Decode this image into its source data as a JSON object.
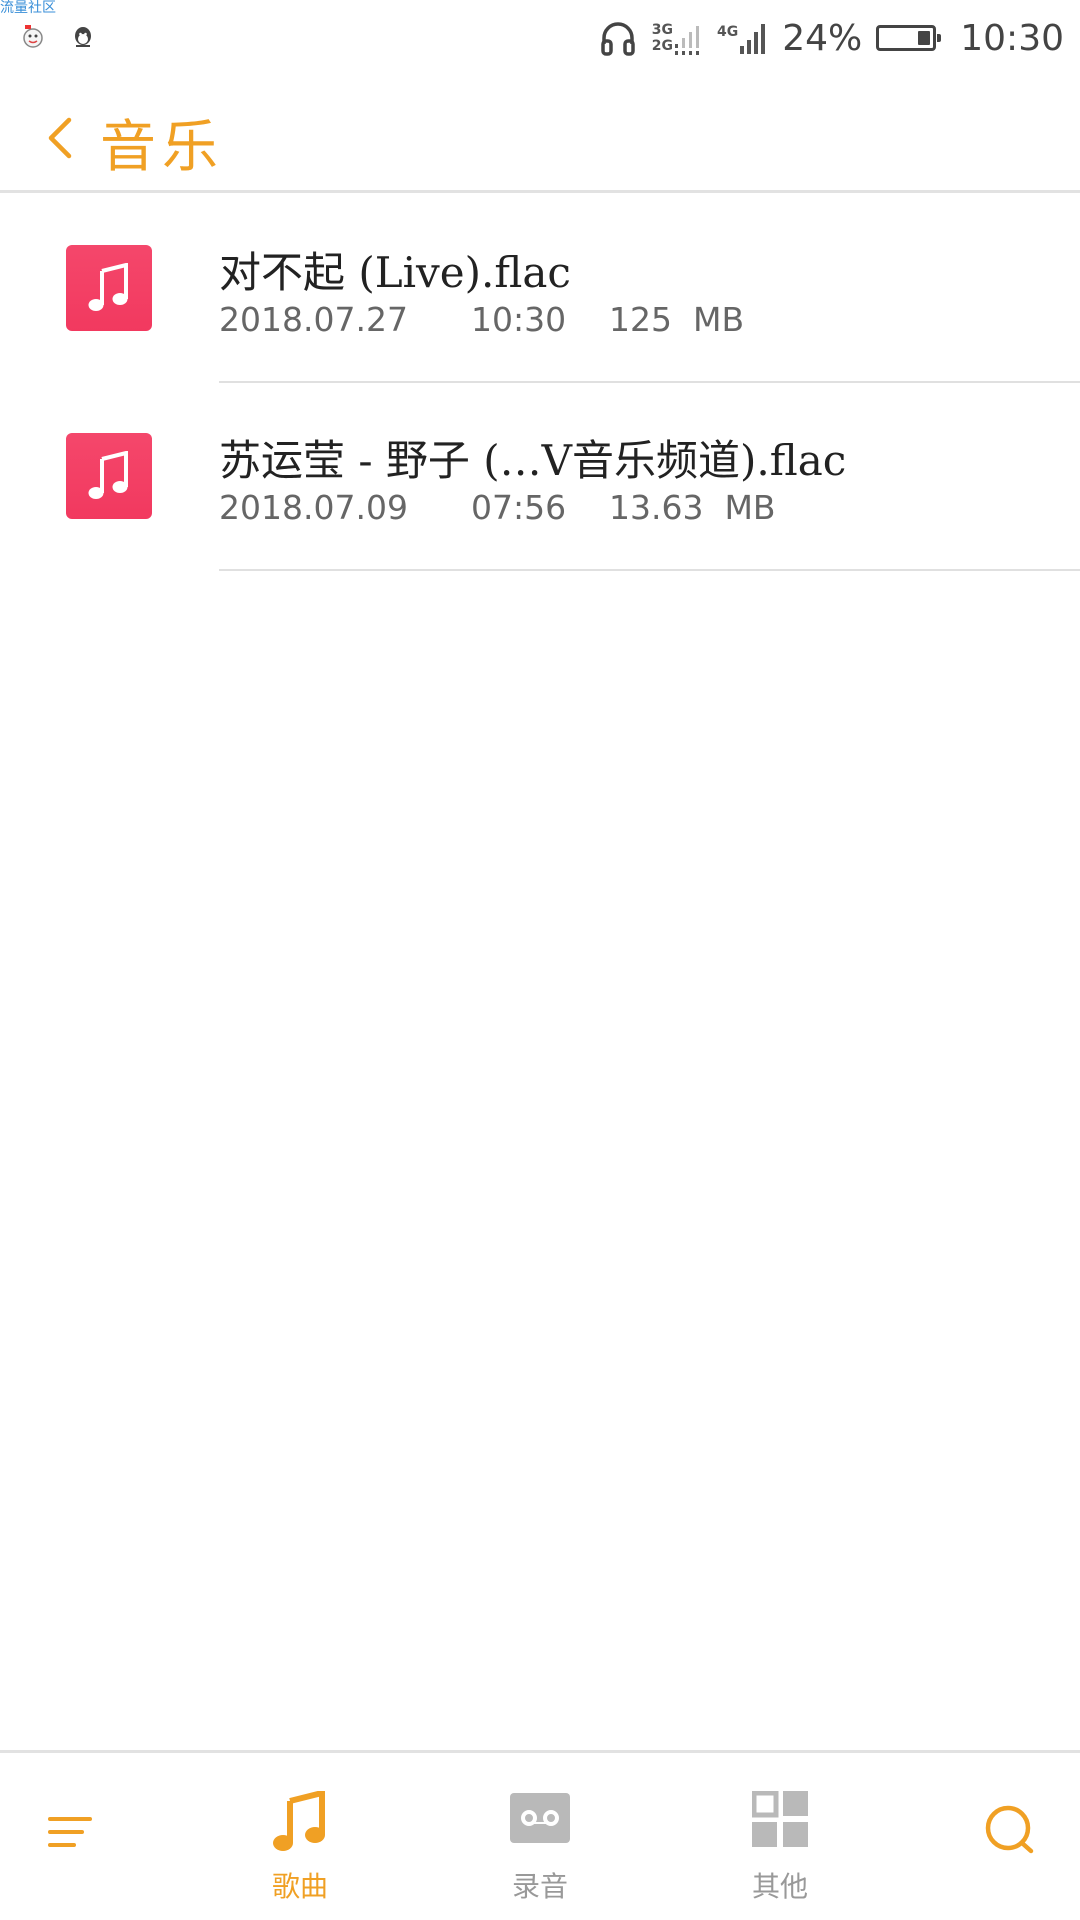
{
  "status_bar": {
    "watermark": "流量社区",
    "network_top": "3G",
    "network_bottom": "2G",
    "network_lte": "4G",
    "battery_percent": "24%",
    "battery_level": 0.24,
    "time": "10:30"
  },
  "header": {
    "title": "音乐"
  },
  "files": [
    {
      "name": "对不起 (Live).flac",
      "date": "2018.07.27",
      "time": "10:30",
      "size": "125  MB"
    },
    {
      "name": "苏运莹 - 野子 (…V音乐频道).flac",
      "date": "2018.07.09",
      "time": "07:56",
      "size": "13.63  MB"
    }
  ],
  "bottom_nav": {
    "songs": "歌曲",
    "recordings": "录音",
    "others": "其他"
  },
  "colors": {
    "accent": "#f0a024",
    "file_icon": "#f2395f",
    "inactive": "#999999"
  }
}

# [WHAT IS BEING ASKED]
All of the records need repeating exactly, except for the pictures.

# [TASK RESULT]
Decode this image into its source data as a JSON object.
{
  "status_bar": {
    "watermark": "流量社区",
    "network_top": "3G",
    "network_bottom": "2G",
    "network_lte": "4G",
    "battery_percent": "24%",
    "battery_level": 0.24,
    "time": "10:30"
  },
  "header": {
    "title": "音乐"
  },
  "files": [
    {
      "name": "对不起 (Live).flac",
      "date": "2018.07.27",
      "time": "10:30",
      "size": "125  MB"
    },
    {
      "name": "苏运莹 - 野子 (…V音乐频道).flac",
      "date": "2018.07.09",
      "time": "07:56",
      "size": "13.63  MB"
    }
  ],
  "bottom_nav": {
    "songs": "歌曲",
    "recordings": "录音",
    "others": "其他"
  },
  "colors": {
    "accent": "#f0a024",
    "file_icon": "#f2395f",
    "inactive": "#999999"
  }
}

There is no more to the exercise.